While understanding the logic of the UN process, the “united nations” sometimes do not have the best interest of their people at stake. They may also feel taking the money from mining is the only way to match the disasters, past and future.
Engaging the West in establishing greater action now is essential. These are some of the reasons the voices of the people must be heard directly to give witness to the urgency of the suffering and call for greater urgency and transparency.
The value for the Oceania Asia Talanoa Faith Delegation, small as it is, was the learning as to how the UN operates in multiple ways and meeting such people as Dr Ian Fry, the first UN Special Rapporteur on the promotion and protection of human rights in the context of climate change.

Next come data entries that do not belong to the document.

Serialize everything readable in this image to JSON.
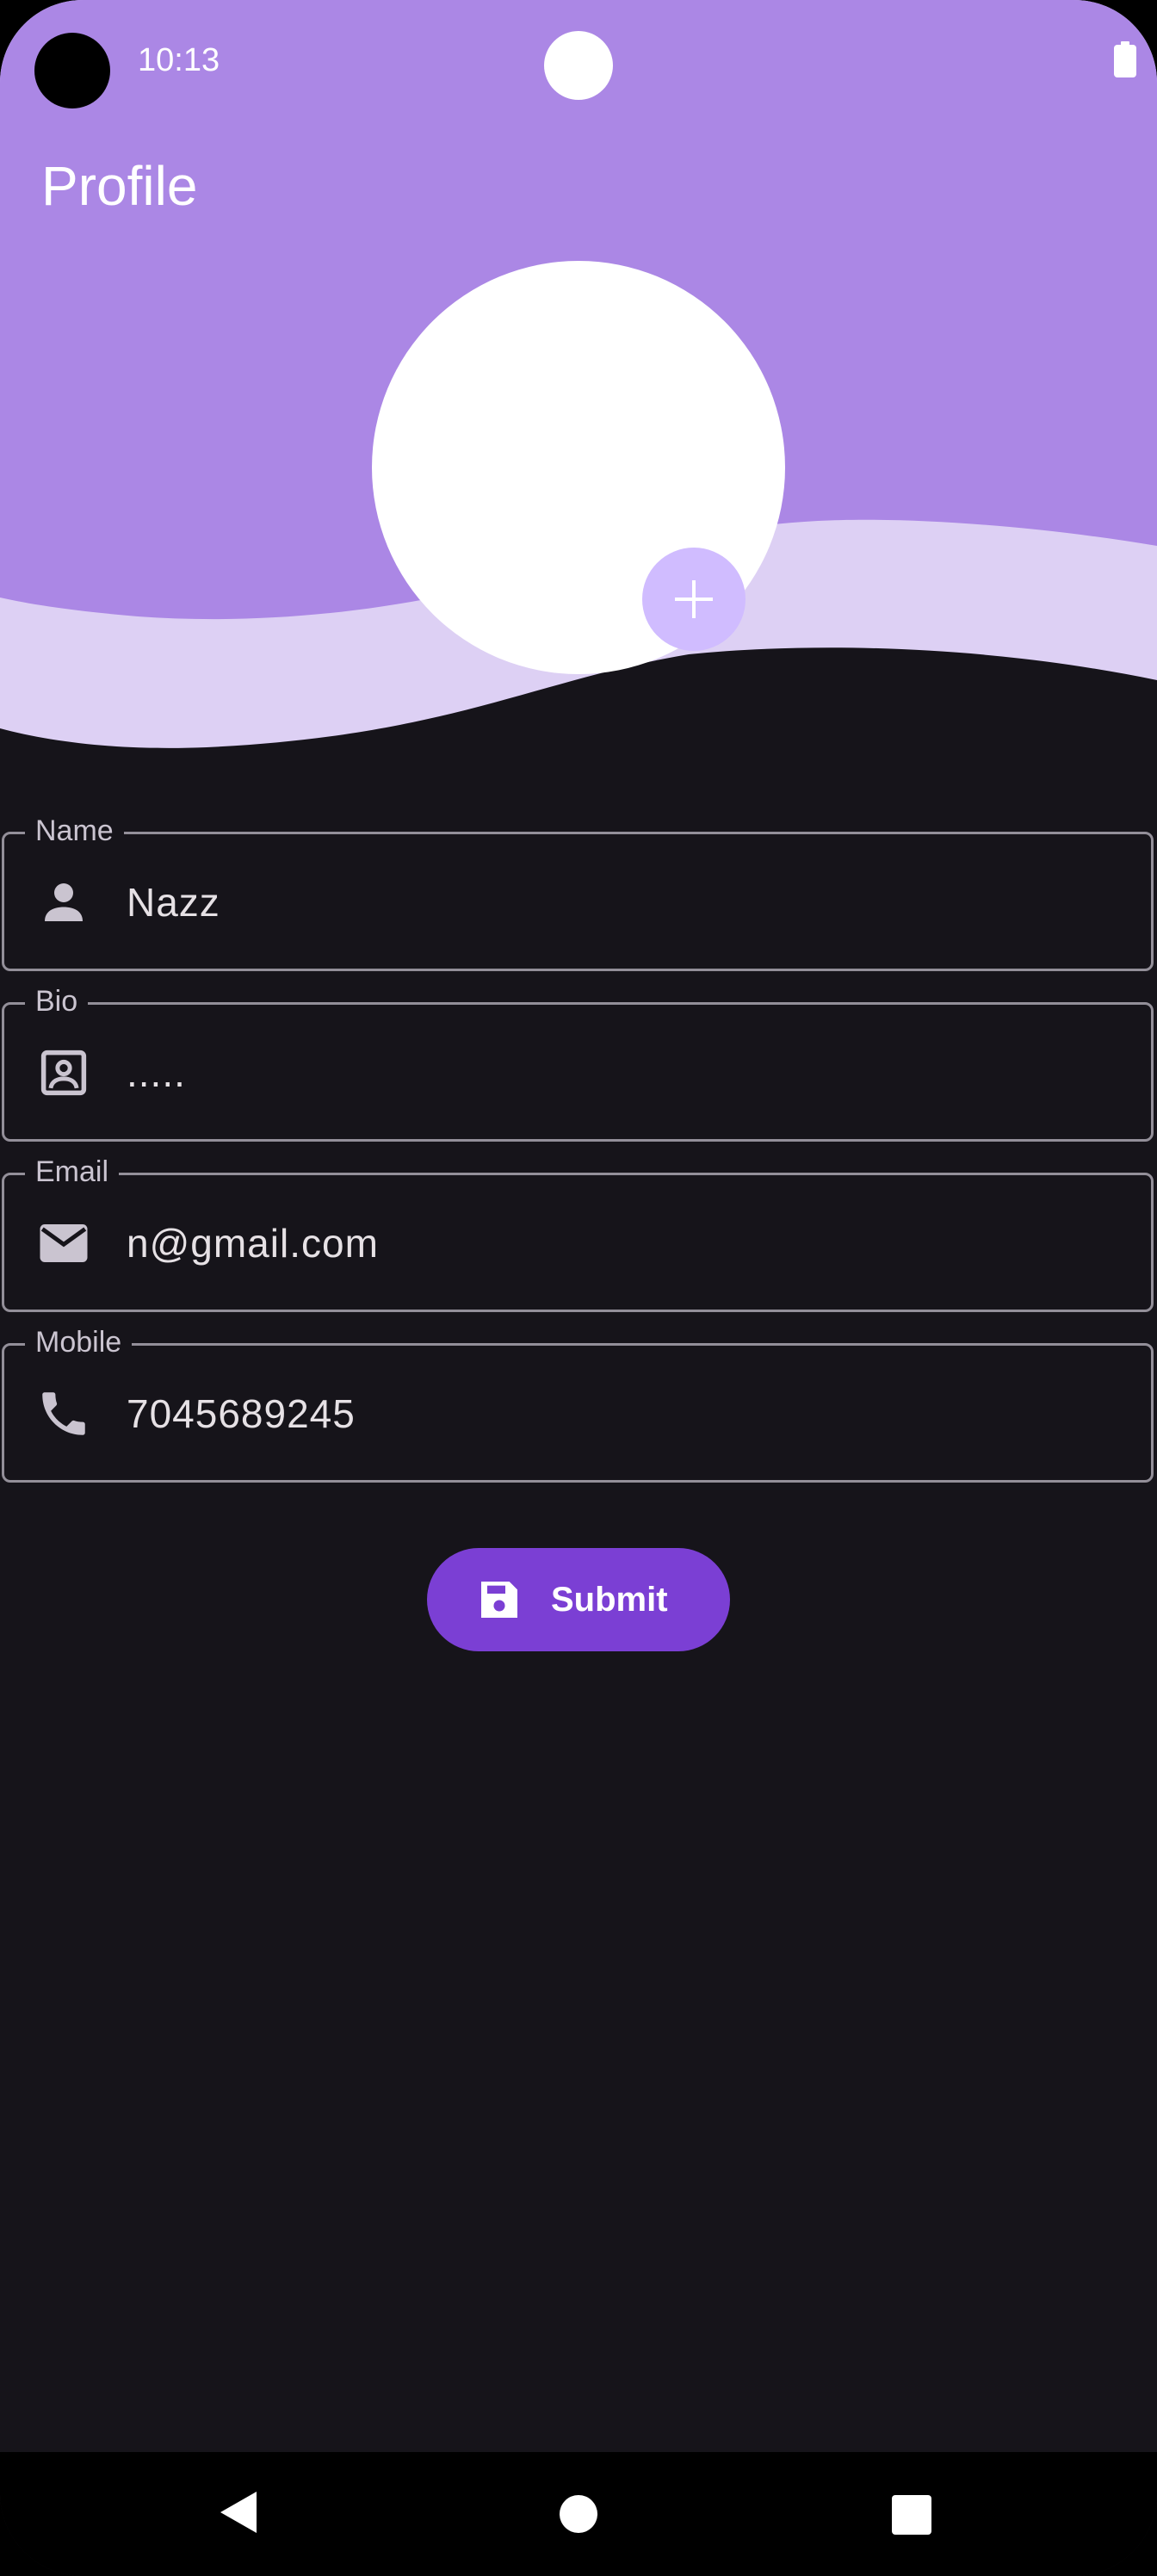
{
  "status_bar": {
    "time": "10:13"
  },
  "header": {
    "title": "Profile"
  },
  "form": {
    "fields": [
      {
        "label": "Name",
        "value": "Nazz",
        "icon": "person-icon"
      },
      {
        "label": "Bio",
        "value": ".....",
        "icon": "contact-card-icon"
      },
      {
        "label": "Email",
        "value": "n@gmail.com",
        "icon": "mail-icon"
      },
      {
        "label": "Mobile",
        "value": "7045689245",
        "icon": "phone-icon"
      }
    ],
    "submit_label": "Submit",
    "submit_icon": "save-icon"
  },
  "colors": {
    "header_primary": "#ab87e5",
    "header_secondary": "#ddd0f4",
    "background": "#16141a",
    "accent_button": "#7b3fd4",
    "fab": "#d0bcff",
    "field_border": "#938f99"
  }
}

What was also very important was sharing the values of faith reflection and positing the roles of the human spirit especially of the youth who contribute to both creativity of culture and community actions. Sadly, these are so far unaccounted in the process and what needs to be followed through in building a better process.
The next UN climate change conferences and the presidencies of the Conference of the Parties (COP) will be held in regions that may consider the oceans peripheral to the urgency of climate action – COP27 in Egypt in November 2024, COP28 in the United Arab Emirates in November 2023, while COP29 in November 2024 is scheduled to be held in the Eastern European states.
With all these reflections these days, of pestilence and war, of indentured poverty, we are forced anew to be humble as humans. Our trust is in the Lord (who built heaven and earth) and we must be ready with open hearts to go through hell and high water for the love of God, in present times and in the future, placing our trust solely in God to have the hope that is much needed.
Learn more about their engagements here.
#OceaniaTalanoa2022 is a collaboration of the Archdiocese of Port Moresby, Archdiocese of Suva, Australian Catholic University, Caritas Internationalis, Caritas Oceania, Caritas Portugal, Caritas Tonga, Civil Society Forum of Tonga, Columban Missionaries, Columban Mission Society Fiji, Congregation of the Daughters of Our Lady of the Sacred Heart, Ecojesuit-Global Ignatian Advocacy Network, Environmental Science for Social Change-Philippines, Federation of Catholic Bishops’ Conferences of Oceania, Gweagal Cultural Connections, Institute of Sisters of Mercy of Australia and Papua New Guinea, Jesuit Conference of South Asia, Laudato Si’ Movement, Pontifical Gregorian University, River above Asia Oceania Ecclesial Network, Society of Divine Word Missionaries, Vatican Covid-19 Commission, and Yarra Theological Union of the University of Divinity.